Review: Girl From the North Country gorgeously blends the talents of two impeccable artists
Arts and Culture
November 8, 2019
Photo Coutersy of Mirvish Productions
Starring: Katie Brayben, Donald Sage Mackay, Gloria Obianyo
Director: Conor McPherson
Music and Lyrics: Bob Dylan
Book: Conor McPherson
Venue: Royal Alexandra Theatre
Run Information: Girl From the North Country is currently running through November 24, 2019.
Is it a musical? A play? A play with music? Girl From the North Country, Conor McPherson’s gorgeous new work that weaves Bob Dylan’s timeless songs with a depression-era story, defies categorization. But whatever it is, the cathartic, immutable warmth that radiates from the Royal Alexandra Theatre is something beautiful.
This is not a biographical jukebox musical by any means, where dozens of greatest hits are shoe-horned into a formulaic plot that details the rise of an artist to stardom. In fact, it has nothing to do with Dylan at all. McPherson juxtaposes twenty-one of Dylan’s songs with a story about a group of individuals living in a boarding house in Duluth, Minnesota at the height of the Great Depression. Nick Laine (Donald Sage Mackay) is struggling to keep the business afloat while dealing with Elizabeth (Katie Brayben), his wife who has early-onset dementia, and Gene (Colin Bates), his jobless and alcoholic son. Marianne (Gloria Obianyo), their adopted black daughter, is also carrying a baby that no one can account for. Nick’s only comfort comes from Mrs. Nielson (Rachel John), a widowed guest at the house and Nick’s not-so-secret lover. Also living under the roof are the Burkes (David Ganly and Anna-Jane Casey), a once well-off couple who have since fallen from the upper class and must take care of their developmentally challenged son, Elias (Steffan Harri). Set over the course of one Thanksgiving weekend in 1934, the lives of these characters begin to unravel following the arrival of two guests: the bible-selling Reverend Marlowe (Finbar Lynch) and a black boxer named Joe Scott (Shaq Taylor).
Without Dylan’s intoxicating hymns, the piece could stand alone as a compelling drama that explores the social and racial tensions of post-War America. McPherson’s layered script shares many qualities with those of the great American playwrights of the twentieth century; the depth of characterization and the searing dialogue could very well have come from Eugene O’Neill’s pen.
But when the characters sing and let Dylan’s potent lyrics float to the rafters, magic is created. Most of the songs, arranged exquisitely by Simon Hale, do not propel the plot forward, reveal character, or connect to the story in a literal way, like in a traditional musical.

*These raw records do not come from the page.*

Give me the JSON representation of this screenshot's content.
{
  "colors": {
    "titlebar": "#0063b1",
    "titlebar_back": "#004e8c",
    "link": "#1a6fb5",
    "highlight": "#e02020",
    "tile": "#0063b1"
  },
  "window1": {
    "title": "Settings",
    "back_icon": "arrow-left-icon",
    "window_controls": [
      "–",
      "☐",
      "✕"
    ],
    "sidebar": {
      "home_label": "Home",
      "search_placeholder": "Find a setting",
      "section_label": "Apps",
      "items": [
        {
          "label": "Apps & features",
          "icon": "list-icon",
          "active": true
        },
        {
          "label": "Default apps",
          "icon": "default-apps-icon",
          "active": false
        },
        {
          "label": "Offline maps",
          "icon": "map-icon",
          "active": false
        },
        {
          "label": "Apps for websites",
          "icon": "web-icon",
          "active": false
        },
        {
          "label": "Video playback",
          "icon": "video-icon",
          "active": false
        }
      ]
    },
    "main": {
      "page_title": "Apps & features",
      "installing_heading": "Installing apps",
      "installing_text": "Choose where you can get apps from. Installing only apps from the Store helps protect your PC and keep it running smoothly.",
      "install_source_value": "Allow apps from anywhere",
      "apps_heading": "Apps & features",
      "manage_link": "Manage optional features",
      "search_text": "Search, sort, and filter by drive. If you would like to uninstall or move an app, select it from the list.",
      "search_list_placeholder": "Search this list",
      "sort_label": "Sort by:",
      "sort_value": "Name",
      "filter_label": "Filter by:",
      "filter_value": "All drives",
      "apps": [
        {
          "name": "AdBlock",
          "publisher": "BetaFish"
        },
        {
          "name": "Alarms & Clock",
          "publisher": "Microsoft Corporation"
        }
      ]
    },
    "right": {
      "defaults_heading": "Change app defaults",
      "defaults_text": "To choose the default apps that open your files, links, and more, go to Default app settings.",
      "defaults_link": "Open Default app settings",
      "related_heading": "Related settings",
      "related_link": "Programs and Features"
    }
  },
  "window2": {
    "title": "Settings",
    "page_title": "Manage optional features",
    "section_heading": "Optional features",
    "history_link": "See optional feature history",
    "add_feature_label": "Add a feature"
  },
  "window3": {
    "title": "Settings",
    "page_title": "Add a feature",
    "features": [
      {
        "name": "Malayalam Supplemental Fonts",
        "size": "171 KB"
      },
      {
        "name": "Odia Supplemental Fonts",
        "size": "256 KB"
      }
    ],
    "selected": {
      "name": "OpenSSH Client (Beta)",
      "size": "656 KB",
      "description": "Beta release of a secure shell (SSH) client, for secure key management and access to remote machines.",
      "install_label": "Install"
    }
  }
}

Rather, McPherson draws out the metaphorical connections between the dialogue and the songs. When Brayben’s Elizabeth steps up to an old-time microphone and belts out “Like a Rolling Stone,” Brayben seems to step out of character and sing to Elizabeth, asking her, “How does it feel? To be on your own.” Or when Casey sings “Sweetheart Like You,” while playing the drums, she appears to be giving a sharp rebuke to her character of Mrs. Burke, lamenting “What’s a sweetheart like you, doing in a dump like this?” This uncanny structure is not only daring but brings new meaning to Dylan’s universal lyrics and pushes the story to a darker and more haunting realm. As McPherson puts it, there is “a conversation between the songs and the story.”
Brayben’s Elizabeth, the main character in this large ensemble cast, is in a somewhat hypnotized, trance-like state, stuck between her melancholic reality and another world. When she sings, one can hear the emotional baggage that Elizabeth carries. Obianyo is also compelling as Marianne, Nick and Elizabeth’s adopted daughter who has almost lost hope after her father tries to marry her off to Mr. Perry (Sidney Kean). She gives a subtle performance, although there are some enunciation problems when she sings.
McPherson, who also directs, masterfully stages the piece with precision. He artfully balances softer moments between characters with larger choreographed numbers, such as the bombastic “Duquesne Whistle,” sung by Harri. McPherson’s ensemble cast of nineteen inhabits a simple, abstract set (designed by Rae Smith) that seems to — as is described in “True Love Tends to Forget” — “drift into infinity.” Flat pieces of scenery, with black and white projections, deftly mark each location. Accompanying this is Mark Henderson’s understated lighting design, which sometimes is unfocused and makes it difficult to distinguish between which character is speaking.But you don’t come out of Girl From the North Country thinking about the lighting design. You come out of it marvelling at its utter beauty, a languid kind that can only be created by the marriage of talents by two incredible artists. It’s a piece that continues to reveal itself long after the last downbeat has disappeared. Perhaps that is the mark of art of the highest order.